  13. Hi there, I have to say I enjoyed this, good song. :-) You could do some work on it to improve it, but you have accomplished what you set out to do for sure if you wanted it to come out along the lines of those you mentioned. Nice job on that, you're on the right track! Dylan and Cohen are two of my absolute favourites. I don't write songs anything close to their style, but I really enjoy their music. There are many places you can take words out, shorten lines, and perhaps in doing so, make it easier to sing. BUT in doing so, you just might lose the style of the song you worked to obtain in the first place!! This is very Dylanesque to me, including the vocals. I don't think a sparser lyric would work so well. Sparse = Dylan? Not to my way of thinking. I would only say that you make sure that your words are serving a purpose in that they are related to the story and content. You could omit tiny words of no consequence if that makes singability easier. I do have to agree with what Iggy said in that you do need to take those words out that don't fit this character. In developing a character, consistency is key, and quell and morrow's morn are a couple of things that are just not in this fellow's mind or on his lips. Reword those areas so they seem true to the character. The refrain line is an all important bit in a song with no chorus. It needs to shine, be catchy. The words are great, but I think you need to pick up a guitar and sing that over and over til you find something really good. :-) It is a little lack lustre at the moment. Maybe you need to change the melody there, or possibly you can get away with changing it insofar as the emphasis of words and the delivery of it, not sure. The character kind of had my sympathies until the bridge, then he kind of lost me. You don't want that to happen. Anyway, the bridge may not even be necessary. Dylan wrote one heck of a lot of songs with no bridge or middle eight. Some he did write using a bridge, but probably they are in the minority. I did really like the bridge here musically, quite a bit actually. It was the 'cheating' part that didn't appeal. As to the singability if you are having problems with some of the wordiness or phrasing, chop what you really have to, and then just work on it. It can be done! Dylan's and Cohen's songs are all over the place. They work though. Learning to play and sing some perfectly written song is one thing - learning to play and sing (and memorize) a song like Hurricane, or a couple of others, taught me much more!! Dylan wrote most of his songs quickly, Cohen took forever. They are both poets and storytellers, but of a different type. Good luck with this song! If you are done with it, then just take what resonates to you in all the thoughtful comments you received from everyone and carry them on to your next one! And thanks for posting this, like I mentioned to begin with, very enjoyable! Y
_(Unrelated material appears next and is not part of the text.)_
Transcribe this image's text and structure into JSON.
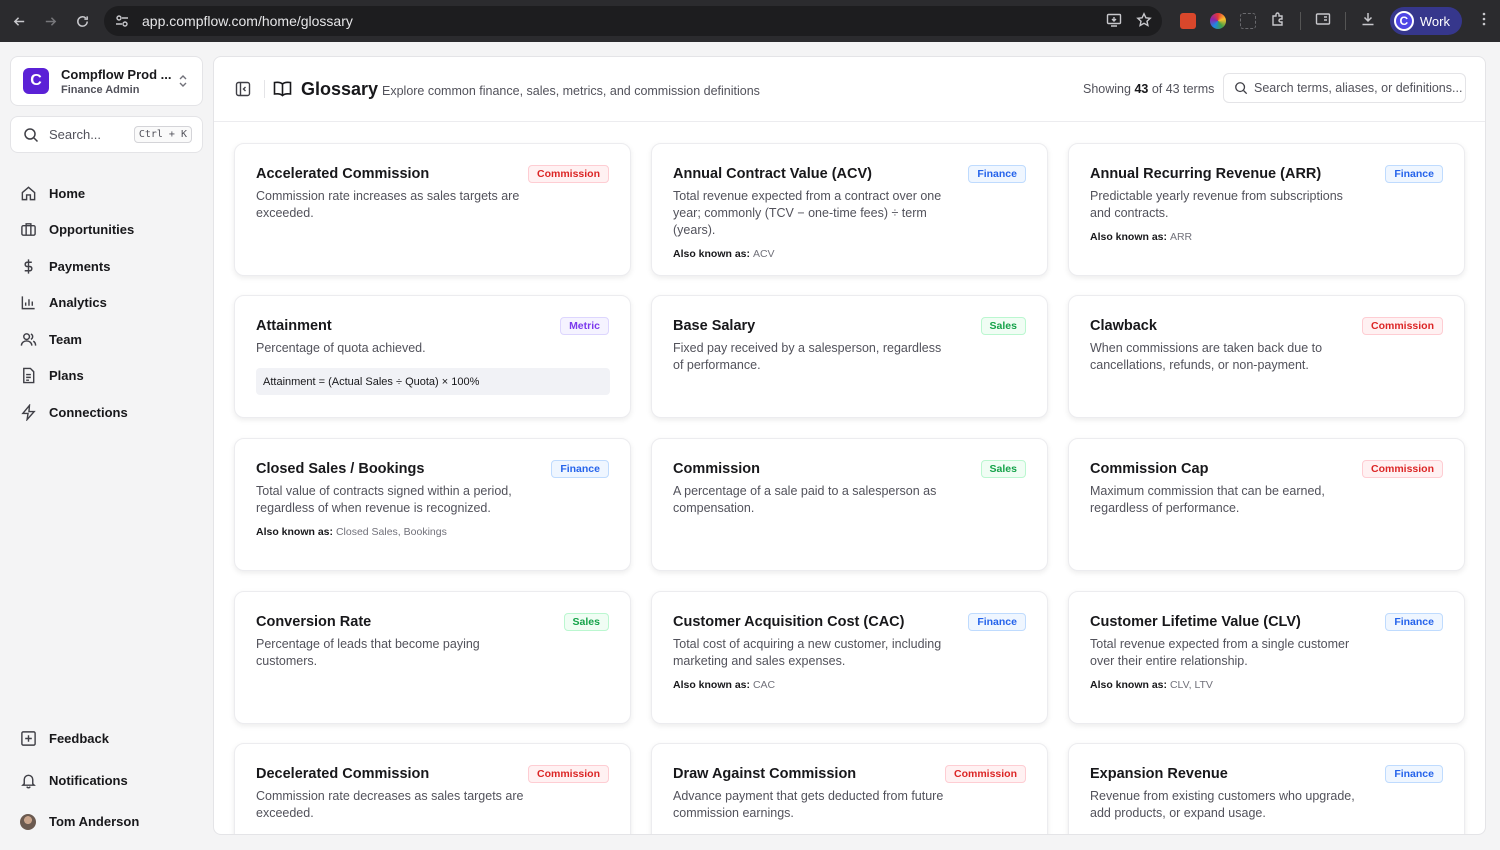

  14. I do agree with your sentiments re the rhyming TC Perkins. In a well written song I honestly don't notice the lack of any rhymes. Rhymes do help with remembering the words, but for me, no more so than a good rhythm, a good flow, and the way the words are written, even which ones are chosen. I guess most of my own songs do rhyme, but since I don't actually write them down, sometimes I don't notice if I happen to miss the odd one if it seems to be working as is. I would much rather run across less rhymes in a song, than forced rhymes.
  15. I know....that means that instead of slopping around in front of the computer in my pj's, I'd have to do the whole hair and make-up thang before picking up my guitar. Oh gawd, these contests always favour the guys no matter what they come up with.